What this task involves:
Please work out how many of the lines below include "Empty". Only the number should be given.

Data records:
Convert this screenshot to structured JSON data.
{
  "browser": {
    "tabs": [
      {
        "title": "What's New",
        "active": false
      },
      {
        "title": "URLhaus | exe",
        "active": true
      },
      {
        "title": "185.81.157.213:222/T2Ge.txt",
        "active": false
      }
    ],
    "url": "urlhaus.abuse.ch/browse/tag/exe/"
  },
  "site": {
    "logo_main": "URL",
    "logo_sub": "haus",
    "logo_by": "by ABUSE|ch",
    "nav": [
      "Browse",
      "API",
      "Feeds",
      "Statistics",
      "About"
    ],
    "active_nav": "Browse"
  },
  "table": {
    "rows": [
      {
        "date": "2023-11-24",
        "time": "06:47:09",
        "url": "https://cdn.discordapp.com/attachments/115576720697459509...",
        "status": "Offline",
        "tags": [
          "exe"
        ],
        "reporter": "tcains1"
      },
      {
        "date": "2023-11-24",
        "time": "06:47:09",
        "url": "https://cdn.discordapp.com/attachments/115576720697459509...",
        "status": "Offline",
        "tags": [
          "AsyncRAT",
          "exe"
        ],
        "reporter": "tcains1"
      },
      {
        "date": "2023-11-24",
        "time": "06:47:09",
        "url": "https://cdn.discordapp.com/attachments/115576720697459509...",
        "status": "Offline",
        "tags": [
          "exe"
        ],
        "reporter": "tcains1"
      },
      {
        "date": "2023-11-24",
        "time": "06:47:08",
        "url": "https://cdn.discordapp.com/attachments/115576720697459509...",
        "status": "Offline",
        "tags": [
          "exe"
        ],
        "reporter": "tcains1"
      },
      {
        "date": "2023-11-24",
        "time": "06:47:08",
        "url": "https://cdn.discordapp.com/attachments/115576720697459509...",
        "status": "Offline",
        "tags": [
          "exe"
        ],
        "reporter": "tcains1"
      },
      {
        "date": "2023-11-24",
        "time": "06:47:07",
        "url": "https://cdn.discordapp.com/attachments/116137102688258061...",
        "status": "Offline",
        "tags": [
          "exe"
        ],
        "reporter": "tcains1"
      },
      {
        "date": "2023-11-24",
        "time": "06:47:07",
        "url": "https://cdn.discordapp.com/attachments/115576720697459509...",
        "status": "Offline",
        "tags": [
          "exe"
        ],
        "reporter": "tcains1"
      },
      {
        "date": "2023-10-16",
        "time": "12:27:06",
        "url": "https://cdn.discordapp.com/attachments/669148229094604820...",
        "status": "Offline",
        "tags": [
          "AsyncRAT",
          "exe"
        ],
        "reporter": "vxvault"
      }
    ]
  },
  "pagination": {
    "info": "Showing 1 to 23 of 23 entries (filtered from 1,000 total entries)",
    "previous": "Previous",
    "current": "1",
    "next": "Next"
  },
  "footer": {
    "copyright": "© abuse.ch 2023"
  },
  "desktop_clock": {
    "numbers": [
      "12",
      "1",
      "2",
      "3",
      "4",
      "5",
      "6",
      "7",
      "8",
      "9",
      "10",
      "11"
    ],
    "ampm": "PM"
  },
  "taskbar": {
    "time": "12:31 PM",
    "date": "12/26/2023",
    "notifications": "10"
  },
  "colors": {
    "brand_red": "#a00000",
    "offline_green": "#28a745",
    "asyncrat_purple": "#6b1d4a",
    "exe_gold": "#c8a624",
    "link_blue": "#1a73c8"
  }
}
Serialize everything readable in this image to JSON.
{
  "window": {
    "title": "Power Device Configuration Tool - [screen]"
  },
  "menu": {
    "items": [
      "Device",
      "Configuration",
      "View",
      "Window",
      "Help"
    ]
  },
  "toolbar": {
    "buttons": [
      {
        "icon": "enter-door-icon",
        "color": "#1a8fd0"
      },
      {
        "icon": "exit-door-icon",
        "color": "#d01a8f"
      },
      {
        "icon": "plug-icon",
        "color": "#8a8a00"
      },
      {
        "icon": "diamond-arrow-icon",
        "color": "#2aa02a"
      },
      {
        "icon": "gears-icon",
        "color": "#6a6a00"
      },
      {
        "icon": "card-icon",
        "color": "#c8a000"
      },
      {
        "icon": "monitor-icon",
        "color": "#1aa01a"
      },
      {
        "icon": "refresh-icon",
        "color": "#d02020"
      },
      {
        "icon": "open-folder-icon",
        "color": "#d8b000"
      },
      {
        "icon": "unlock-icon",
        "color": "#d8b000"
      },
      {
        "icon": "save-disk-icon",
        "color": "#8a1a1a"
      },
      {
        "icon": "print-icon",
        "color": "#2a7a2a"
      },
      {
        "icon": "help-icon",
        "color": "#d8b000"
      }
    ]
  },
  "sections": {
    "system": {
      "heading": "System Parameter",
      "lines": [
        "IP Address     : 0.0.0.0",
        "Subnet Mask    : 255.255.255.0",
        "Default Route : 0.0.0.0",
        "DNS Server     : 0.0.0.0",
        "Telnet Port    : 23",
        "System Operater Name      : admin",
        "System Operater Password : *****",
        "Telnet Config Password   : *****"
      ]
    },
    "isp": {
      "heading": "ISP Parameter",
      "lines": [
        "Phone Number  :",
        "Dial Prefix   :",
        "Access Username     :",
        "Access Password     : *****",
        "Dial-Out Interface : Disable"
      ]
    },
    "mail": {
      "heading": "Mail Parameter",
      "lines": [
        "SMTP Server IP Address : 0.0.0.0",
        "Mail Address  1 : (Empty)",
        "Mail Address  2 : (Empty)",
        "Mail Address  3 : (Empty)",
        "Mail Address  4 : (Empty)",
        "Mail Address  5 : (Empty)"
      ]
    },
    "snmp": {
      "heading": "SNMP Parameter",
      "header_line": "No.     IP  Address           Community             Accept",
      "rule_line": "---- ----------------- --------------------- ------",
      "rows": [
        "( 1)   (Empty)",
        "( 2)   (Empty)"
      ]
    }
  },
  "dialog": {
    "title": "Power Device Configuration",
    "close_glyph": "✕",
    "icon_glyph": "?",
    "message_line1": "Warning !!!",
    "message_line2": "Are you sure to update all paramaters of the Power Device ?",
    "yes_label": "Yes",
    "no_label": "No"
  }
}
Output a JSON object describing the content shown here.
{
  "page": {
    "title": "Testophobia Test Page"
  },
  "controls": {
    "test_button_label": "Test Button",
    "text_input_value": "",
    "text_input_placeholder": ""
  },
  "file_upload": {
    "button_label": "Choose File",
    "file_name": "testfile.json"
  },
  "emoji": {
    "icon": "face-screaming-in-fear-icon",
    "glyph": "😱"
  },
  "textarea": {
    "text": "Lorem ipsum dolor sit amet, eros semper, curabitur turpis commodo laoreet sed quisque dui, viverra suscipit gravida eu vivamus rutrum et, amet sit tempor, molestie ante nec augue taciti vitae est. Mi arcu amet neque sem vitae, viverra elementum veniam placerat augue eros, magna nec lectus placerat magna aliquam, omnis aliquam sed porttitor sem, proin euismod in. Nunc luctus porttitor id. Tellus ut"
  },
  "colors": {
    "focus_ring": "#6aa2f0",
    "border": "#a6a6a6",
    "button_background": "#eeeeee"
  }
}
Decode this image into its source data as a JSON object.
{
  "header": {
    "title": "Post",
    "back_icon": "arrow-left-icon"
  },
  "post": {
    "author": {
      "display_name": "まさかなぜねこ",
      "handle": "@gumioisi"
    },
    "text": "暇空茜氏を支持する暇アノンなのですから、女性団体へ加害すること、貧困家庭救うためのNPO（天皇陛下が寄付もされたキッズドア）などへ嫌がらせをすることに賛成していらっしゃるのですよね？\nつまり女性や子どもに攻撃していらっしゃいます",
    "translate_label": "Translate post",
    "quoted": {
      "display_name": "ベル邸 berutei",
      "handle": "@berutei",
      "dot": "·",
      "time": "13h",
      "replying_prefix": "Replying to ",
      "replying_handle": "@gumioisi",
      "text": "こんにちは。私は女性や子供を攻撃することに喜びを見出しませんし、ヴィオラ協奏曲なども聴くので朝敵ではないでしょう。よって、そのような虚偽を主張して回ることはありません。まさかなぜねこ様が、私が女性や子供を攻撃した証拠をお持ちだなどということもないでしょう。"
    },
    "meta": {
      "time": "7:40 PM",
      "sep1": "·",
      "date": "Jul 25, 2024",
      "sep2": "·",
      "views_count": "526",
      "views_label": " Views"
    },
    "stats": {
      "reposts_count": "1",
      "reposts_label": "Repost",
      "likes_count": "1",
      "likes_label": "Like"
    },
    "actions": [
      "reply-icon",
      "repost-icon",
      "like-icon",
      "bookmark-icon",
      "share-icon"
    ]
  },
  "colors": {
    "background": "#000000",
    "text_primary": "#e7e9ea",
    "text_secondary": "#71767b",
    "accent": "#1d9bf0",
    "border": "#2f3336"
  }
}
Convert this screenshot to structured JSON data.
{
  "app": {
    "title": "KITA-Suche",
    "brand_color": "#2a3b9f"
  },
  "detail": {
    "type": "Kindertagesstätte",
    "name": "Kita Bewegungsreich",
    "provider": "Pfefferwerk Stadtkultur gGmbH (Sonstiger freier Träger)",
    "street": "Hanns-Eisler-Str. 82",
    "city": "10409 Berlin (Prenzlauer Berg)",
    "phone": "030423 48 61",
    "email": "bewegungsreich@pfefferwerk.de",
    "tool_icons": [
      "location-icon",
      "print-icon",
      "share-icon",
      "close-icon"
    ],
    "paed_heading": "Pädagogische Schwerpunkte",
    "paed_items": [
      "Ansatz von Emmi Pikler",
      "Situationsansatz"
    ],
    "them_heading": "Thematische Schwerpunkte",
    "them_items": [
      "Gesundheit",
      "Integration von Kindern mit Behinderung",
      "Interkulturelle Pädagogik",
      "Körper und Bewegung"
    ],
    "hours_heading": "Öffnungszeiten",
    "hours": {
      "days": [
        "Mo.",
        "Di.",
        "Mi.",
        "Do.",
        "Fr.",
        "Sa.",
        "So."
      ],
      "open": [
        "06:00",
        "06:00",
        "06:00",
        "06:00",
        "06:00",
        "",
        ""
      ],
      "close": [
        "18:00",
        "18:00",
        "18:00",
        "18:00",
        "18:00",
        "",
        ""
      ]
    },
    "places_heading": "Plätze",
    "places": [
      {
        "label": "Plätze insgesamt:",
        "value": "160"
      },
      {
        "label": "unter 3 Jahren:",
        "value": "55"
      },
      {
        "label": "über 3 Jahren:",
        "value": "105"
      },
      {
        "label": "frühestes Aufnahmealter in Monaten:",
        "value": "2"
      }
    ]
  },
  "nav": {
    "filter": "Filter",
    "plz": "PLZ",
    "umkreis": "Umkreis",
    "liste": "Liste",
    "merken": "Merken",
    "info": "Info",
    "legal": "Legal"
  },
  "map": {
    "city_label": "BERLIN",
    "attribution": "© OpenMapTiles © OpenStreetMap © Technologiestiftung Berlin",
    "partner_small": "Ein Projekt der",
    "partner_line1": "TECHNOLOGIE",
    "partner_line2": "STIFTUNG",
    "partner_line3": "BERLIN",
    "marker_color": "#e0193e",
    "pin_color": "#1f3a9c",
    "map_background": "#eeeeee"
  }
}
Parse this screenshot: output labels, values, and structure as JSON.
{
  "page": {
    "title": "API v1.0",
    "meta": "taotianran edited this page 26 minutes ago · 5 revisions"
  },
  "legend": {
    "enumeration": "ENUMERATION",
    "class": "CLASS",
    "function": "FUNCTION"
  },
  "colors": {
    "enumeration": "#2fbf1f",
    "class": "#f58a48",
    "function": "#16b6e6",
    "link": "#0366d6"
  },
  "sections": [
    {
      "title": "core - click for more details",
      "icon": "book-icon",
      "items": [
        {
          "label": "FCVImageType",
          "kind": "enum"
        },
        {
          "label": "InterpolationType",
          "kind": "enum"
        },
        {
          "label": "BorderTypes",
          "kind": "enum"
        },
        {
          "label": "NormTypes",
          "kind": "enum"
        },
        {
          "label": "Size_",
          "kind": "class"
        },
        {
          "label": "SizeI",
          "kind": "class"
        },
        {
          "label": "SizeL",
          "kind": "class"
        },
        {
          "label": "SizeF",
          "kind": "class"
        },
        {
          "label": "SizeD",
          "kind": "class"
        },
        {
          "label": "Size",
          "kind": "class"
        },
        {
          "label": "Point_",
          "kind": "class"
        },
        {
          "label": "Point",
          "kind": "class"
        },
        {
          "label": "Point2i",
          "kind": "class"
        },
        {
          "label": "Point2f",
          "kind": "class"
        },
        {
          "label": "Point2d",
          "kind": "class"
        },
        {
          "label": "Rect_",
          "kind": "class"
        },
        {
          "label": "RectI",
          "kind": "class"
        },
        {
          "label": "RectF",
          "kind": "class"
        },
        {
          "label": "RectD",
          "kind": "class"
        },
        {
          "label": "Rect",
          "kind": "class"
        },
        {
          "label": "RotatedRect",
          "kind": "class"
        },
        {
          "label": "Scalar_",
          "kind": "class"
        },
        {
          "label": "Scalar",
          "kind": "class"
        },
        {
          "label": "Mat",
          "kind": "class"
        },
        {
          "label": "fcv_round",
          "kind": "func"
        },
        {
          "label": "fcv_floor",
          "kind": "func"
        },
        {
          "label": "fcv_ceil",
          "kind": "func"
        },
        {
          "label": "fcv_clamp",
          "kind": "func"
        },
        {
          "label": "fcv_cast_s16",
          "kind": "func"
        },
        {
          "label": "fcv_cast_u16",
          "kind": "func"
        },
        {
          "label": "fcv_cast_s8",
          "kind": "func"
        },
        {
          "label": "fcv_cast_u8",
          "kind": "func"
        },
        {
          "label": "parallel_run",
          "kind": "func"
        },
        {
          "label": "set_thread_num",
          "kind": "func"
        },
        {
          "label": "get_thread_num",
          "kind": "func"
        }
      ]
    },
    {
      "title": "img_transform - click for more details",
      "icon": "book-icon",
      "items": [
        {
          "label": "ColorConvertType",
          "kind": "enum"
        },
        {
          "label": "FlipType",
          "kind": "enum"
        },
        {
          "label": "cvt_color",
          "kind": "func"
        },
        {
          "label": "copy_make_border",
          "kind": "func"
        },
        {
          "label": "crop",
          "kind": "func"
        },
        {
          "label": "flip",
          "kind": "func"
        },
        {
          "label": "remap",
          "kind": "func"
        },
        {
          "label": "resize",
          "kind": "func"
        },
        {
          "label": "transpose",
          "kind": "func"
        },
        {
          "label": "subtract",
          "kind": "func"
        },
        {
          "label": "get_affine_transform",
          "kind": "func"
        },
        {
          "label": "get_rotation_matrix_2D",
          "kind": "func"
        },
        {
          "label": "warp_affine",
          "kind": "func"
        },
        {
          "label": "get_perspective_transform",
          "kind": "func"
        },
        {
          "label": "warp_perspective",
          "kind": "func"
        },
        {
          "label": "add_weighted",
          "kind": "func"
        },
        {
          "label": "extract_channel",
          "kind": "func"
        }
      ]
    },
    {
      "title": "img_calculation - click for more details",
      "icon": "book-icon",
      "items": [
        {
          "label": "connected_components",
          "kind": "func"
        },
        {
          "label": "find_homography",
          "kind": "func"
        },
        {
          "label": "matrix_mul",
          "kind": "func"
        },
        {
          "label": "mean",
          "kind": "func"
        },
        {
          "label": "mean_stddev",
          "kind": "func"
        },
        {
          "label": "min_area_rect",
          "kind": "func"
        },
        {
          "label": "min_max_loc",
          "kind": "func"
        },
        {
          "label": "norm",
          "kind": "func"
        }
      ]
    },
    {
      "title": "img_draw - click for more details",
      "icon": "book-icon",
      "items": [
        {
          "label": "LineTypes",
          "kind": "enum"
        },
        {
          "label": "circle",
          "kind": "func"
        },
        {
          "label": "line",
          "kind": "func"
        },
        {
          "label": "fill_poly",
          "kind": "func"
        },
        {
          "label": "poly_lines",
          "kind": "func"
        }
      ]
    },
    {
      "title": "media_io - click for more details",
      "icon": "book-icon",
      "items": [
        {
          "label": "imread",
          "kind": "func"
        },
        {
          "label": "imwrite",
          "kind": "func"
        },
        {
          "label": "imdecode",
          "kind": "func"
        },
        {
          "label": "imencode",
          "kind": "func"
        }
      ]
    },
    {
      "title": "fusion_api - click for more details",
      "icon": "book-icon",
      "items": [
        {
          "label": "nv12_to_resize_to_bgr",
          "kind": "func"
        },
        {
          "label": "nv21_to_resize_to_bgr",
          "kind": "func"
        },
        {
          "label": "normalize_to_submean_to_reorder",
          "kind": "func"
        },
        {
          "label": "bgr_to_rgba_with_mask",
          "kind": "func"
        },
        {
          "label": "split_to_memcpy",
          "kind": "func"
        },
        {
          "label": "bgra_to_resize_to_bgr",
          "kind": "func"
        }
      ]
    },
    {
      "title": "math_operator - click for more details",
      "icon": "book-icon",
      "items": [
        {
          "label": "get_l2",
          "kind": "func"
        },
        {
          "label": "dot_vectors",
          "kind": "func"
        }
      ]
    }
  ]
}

Response box:
7